Following the conclusion of their worship service that lasted 16 days, students and faculty at Asbury University have been sharing their spiritual revival experiences with others beyond their Wilmore, KY, campus.
Known as “Outpouring Teams,” Asbury students go out either in groups or in pairs to local churches and testify about their experiences.
Rev. Greg Haseloff, associate dean of Spiritual Life at Asbury, says the teams are “both formalized and very organic,” noting that they have a coordinator who reports to him.
“In a very short amount of time, the 16-day move of God at Asbury garnered national and global awareness. The interest from churches, colleges and universities, and other communities of faith was extremely strong—and came with the desire to hear a firsthand account,” Haseloff says.
“The outpouring received a broad affirmation of authenticity—which elevated the requests for teams—which also testified to the stirring hunger within the Church to see a manifestation of God in our current world.”
Between 30–35 Asbury students have been involved in the Outpouring Teams, while as many as 20 other students have independently gone to places and shared their stories.
Haseloff explains that teams have a two-fold impact, with the first being that “the teams have grown the confidence of our students” to share their faith and pray for others, while the second is their impact on the broader Christian community.
“The impact on the churches has elevated the desire of churches to experience a move of God, and to be a vital community of faith where they are,” he continues. “They witnessed worship times extend beyond the normal expectation, and they’ve experienced amazing hospitality—communities hosting our students with great love, care, kindness, and generosity.”
Asbury Strategic Communications Director Abby Laub says the outpouring teams have gone around the area to speak and the number of team members sharing their experiences with churches and others continues to grow.
“Our students are amazing and have enjoyed the opportunities to share with others,” says Laub. “We are receiving many requests from all over and it’s beautiful to see how God is still moving through this.”
Since the close of the 16-day revival experience, there has been a bigger focus on small groups for students to connect with mentors and engage in discipleship, according to Laub.
“Many people have stepped up to walk alongside our students in discipleship and mentorship,” she says, noting that the small groups are both on and off campus.
“Our faculty and staff are continually amazed by how God worked and is still working and are remaining in a posture of service and humility,” notes Laub.

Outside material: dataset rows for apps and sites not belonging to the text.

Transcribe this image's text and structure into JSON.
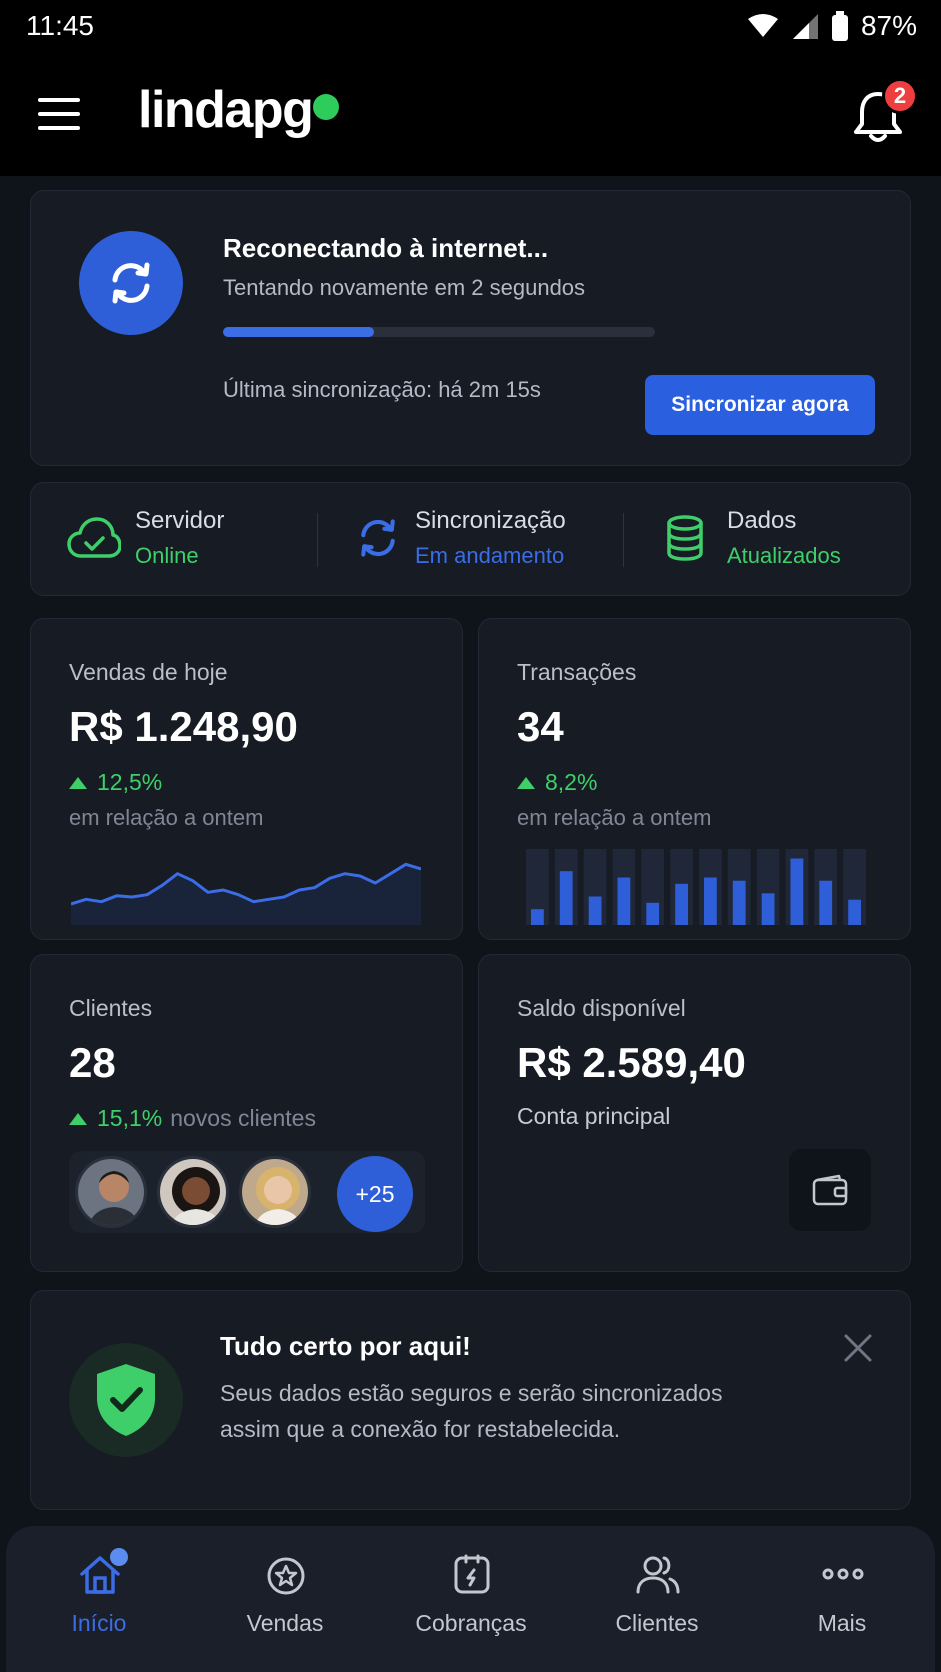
{
  "status_bar": {
    "time": "11:45",
    "battery": "87%"
  },
  "header": {
    "logo": "lindapg",
    "notification_count": "2"
  },
  "reconnect": {
    "title": "Reconectando à internet...",
    "subtitle": "Tentando novamente em 2 segundos",
    "progress": 0.35,
    "last_sync": "Última sincronização: há 2m 15s",
    "button": "Sincronizar agora"
  },
  "status": [
    {
      "label": "Servidor",
      "value": "Online",
      "color": "#3fcf6a",
      "icon": "cloud-check-icon"
    },
    {
      "label": "Sincronização",
      "value": "Em andamento",
      "color": "#3b6de6",
      "icon": "sync-icon"
    },
    {
      "label": "Dados",
      "value": "Atualizados",
      "color": "#3fcf6a",
      "icon": "database-icon"
    }
  ],
  "metrics": {
    "sales": {
      "title": "Vendas de hoje",
      "value": "R$ 1.248,90",
      "change": "12,5%",
      "note": "em relação a ontem"
    },
    "transactions": {
      "title": "Transações",
      "value": "34",
      "change": "8,2%",
      "note": "em relação a ontem"
    },
    "clients": {
      "title": "Clientes",
      "value": "28",
      "change": "15,1%",
      "note": "novos clientes",
      "more": "+25"
    },
    "balance": {
      "title": "Saldo disponível",
      "value": "R$ 2.589,40",
      "note": "Conta principal"
    }
  },
  "sparkline": [
    18,
    22,
    20,
    25,
    24,
    26,
    34,
    44,
    38,
    28,
    30,
    26,
    20,
    22,
    24,
    30,
    32,
    40,
    44,
    42,
    36,
    44,
    52,
    48
  ],
  "bars": [
    10,
    34,
    18,
    30,
    14,
    26,
    30,
    28,
    20,
    42,
    28,
    16
  ],
  "security": {
    "title": "Tudo certo por aqui!",
    "text": "Seus dados estão seguros e serão sincronizados assim que a conexão for restabelecida."
  },
  "nav": [
    {
      "label": "Início",
      "icon": "home-icon",
      "active": true
    },
    {
      "label": "Vendas",
      "icon": "sales-icon",
      "active": false
    },
    {
      "label": "Cobranças",
      "icon": "billing-icon",
      "active": false
    },
    {
      "label": "Clientes",
      "icon": "clients-icon",
      "active": false
    },
    {
      "label": "Mais",
      "icon": "more-icon",
      "active": false
    }
  ],
  "colors": {
    "accent": "#2f5fd8",
    "success": "#3fcf6a",
    "danger": "#ef3e3e",
    "background": "#0f131a"
  }
}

In February, the Hughes Auditorium at Asbury became the epicenter for an impromptu worship service that drew tens of thousands of students and people from across the U.S. and worldwide to the small town of 6,000 over the course of 16 days.

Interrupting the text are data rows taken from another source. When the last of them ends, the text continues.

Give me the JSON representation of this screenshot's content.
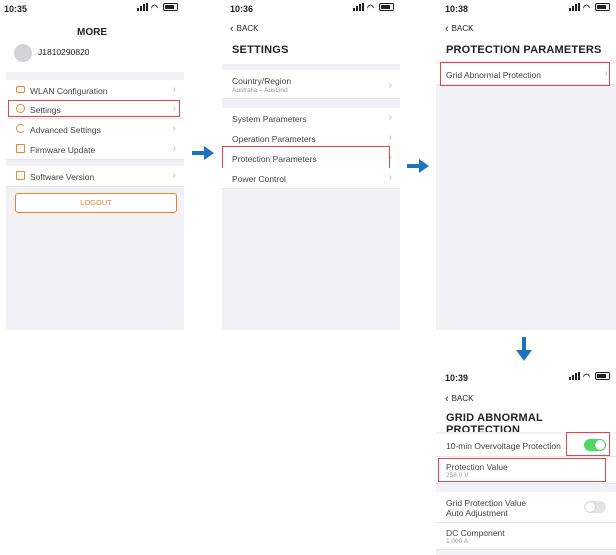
{
  "status": {
    "p1_time": "10:35",
    "p2_time": "10:36",
    "p3_time": "10:38",
    "p4_time": "10:39"
  },
  "common": {
    "back_label": "BACK"
  },
  "more": {
    "title": "MORE",
    "user_id": "J1810290820",
    "menu": [
      {
        "label": "WLAN Configuration",
        "icon": "router-icon"
      },
      {
        "label": "Settings",
        "icon": "gear-icon"
      },
      {
        "label": "Advanced Settings",
        "icon": "advanced-settings-icon"
      },
      {
        "label": "Firmware Update",
        "icon": "firmware-icon"
      }
    ],
    "software_version": "Software Version",
    "logout": "LOGOUT"
  },
  "settings": {
    "title": "SETTINGS",
    "country_label": "Country/Region",
    "country_value": "Australia – AusGrid",
    "items": [
      "System Parameters",
      "Operation Parameters",
      "Protection Parameters",
      "Power Control"
    ]
  },
  "protection": {
    "title": "PROTECTION PARAMETERS",
    "item": "Grid Abnormal Protection"
  },
  "grid": {
    "title": "GRID ABNORMAL PROTECTION",
    "overvoltage_label": "10-min Overvoltage Protection",
    "overvoltage_on": true,
    "protection_value_label": "Protection Value",
    "protection_value": "258.0 V",
    "auto_adjust_label_1": "Grid Protection Value",
    "auto_adjust_label_2": "Auto Adjustment",
    "auto_adjust_on": false,
    "dc_label": "DC Component",
    "dc_value": "1.000 A"
  },
  "colors": {
    "accent_orange": "#e8862c",
    "highlight_red": "#e0474c",
    "arrow_blue": "#1e73be",
    "toggle_green": "#4cd964"
  }
}
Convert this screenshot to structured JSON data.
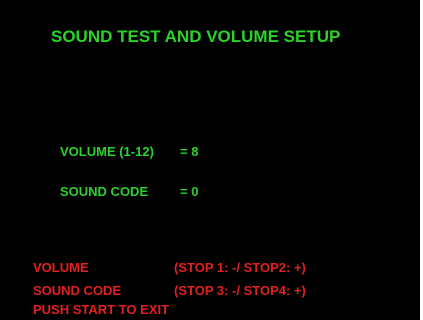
{
  "title": "SOUND TEST AND VOLUME SETUP",
  "settings": {
    "volume": {
      "label": "VOLUME (1-12)",
      "value": "=  8"
    },
    "sound_code": {
      "label": "SOUND CODE",
      "value": "=  0"
    }
  },
  "help": [
    {
      "item": "VOLUME",
      "controls": "(STOP 1: -/ STOP2: +)"
    },
    {
      "item": "SOUND CODE",
      "controls": "(STOP 3: -/ STOP4: +)"
    },
    {
      "item": "PUSH START TO EXIT",
      "controls": ""
    }
  ],
  "colors": {
    "background": "#000000",
    "primary_text": "#2bd22b",
    "help_text": "#e12020"
  }
}
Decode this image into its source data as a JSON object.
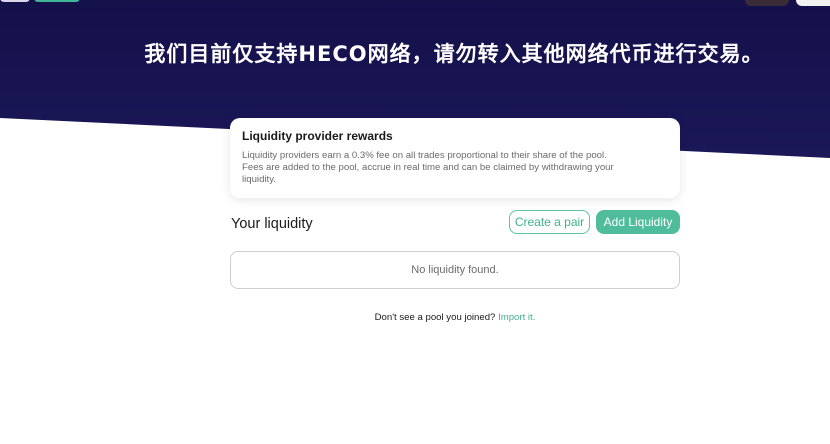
{
  "header": {
    "notice": "我们目前仅支持HECO网络，请勿转入其他网络代币进行交易。"
  },
  "rewards": {
    "title": "Liquidity provider rewards",
    "line1": "Liquidity providers earn a 0.3% fee on all trades proportional to their share of the pool.",
    "line2": "Fees are added to the pool, accrue in real time and can be claimed by withdrawing your",
    "line3": "liquidity."
  },
  "liquidity": {
    "heading": "Your liquidity",
    "create_pair_label": "Create a pair",
    "add_liquidity_label": "Add Liquidity",
    "empty_message": "No liquidity found.",
    "import_prompt": "Don't see a pool you joined?",
    "import_link": "Import it."
  },
  "colors": {
    "hero_bg": "#13104a",
    "accent": "#4fbd9b",
    "accent_text": "#3fb08e"
  }
}
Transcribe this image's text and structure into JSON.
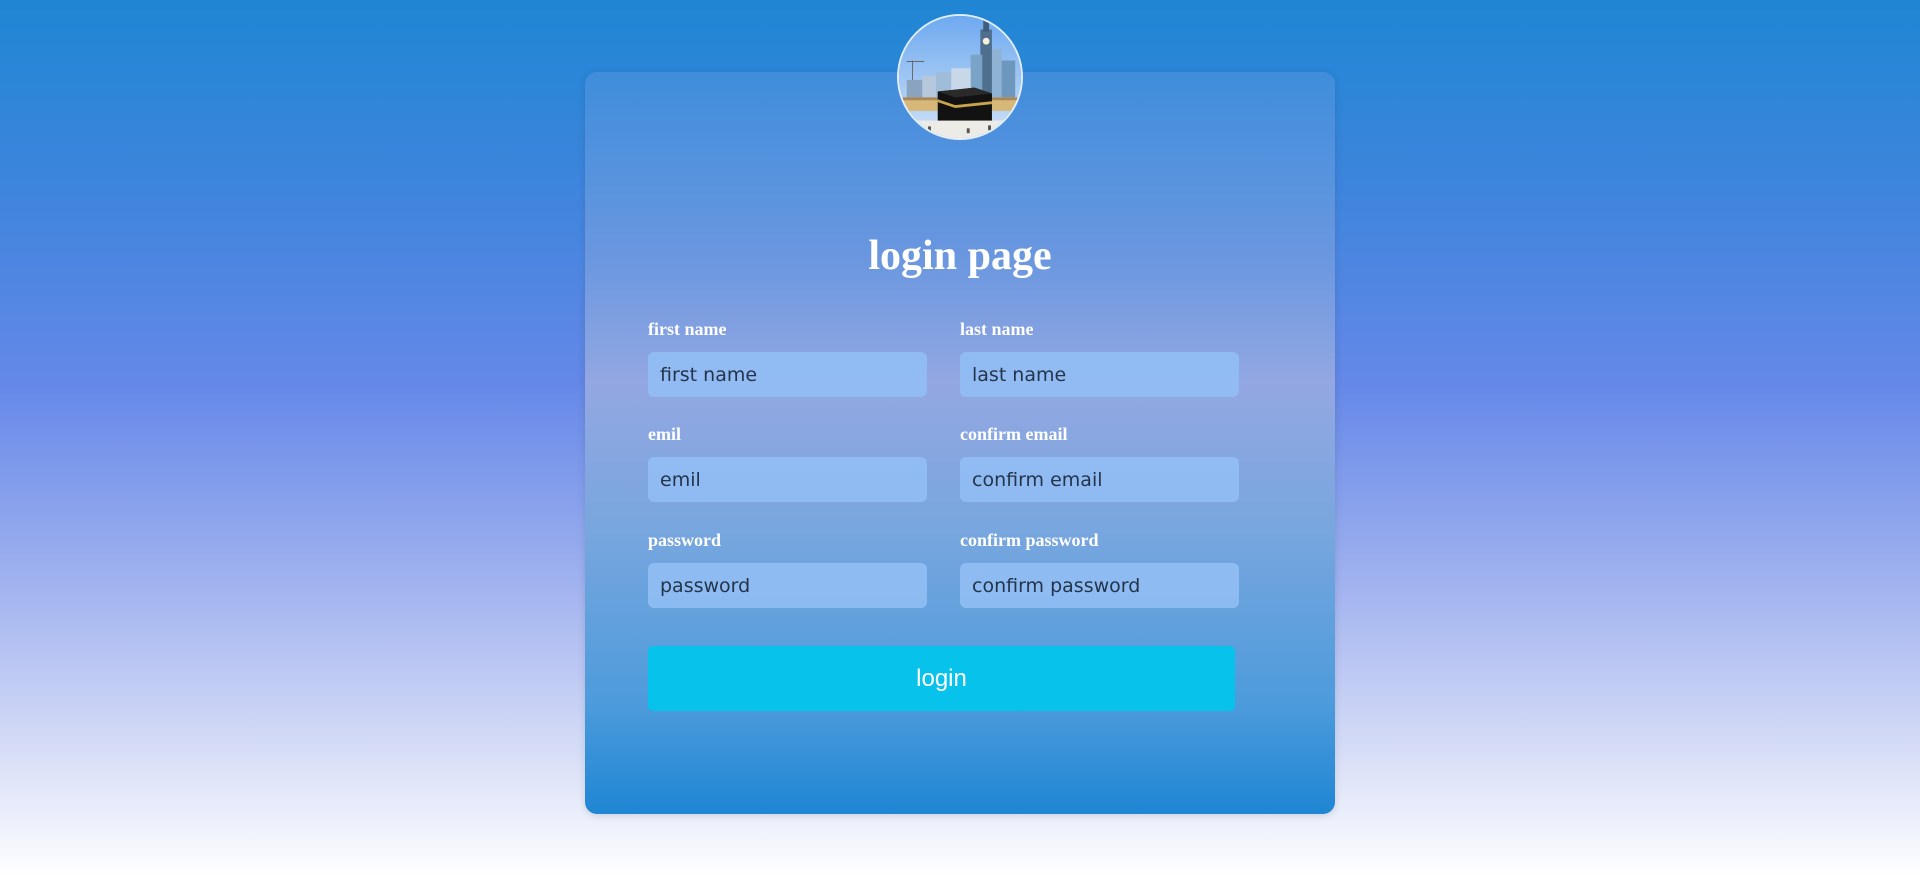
{
  "page": {
    "title": "login page"
  },
  "form": {
    "first_name": {
      "label": "first name",
      "placeholder": "first name"
    },
    "last_name": {
      "label": "last name",
      "placeholder": "last name"
    },
    "email": {
      "label": "emil",
      "placeholder": "emil"
    },
    "confirm_email": {
      "label": "confirm email",
      "placeholder": "confirm email"
    },
    "password": {
      "label": "password",
      "placeholder": "password"
    },
    "confirm_password": {
      "label": "confirm password",
      "placeholder": "confirm password"
    },
    "submit_label": "login"
  },
  "colors": {
    "button": "#07c2ea",
    "input_background": "#92bef5",
    "text_light": "#ffffff"
  },
  "icons": {
    "avatar": "kaaba-photo-avatar"
  }
}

MICHAEL GRYBOSKI, taken from The Christian Post.
Appeared in Prayer Connect magazine. Click to subscribe.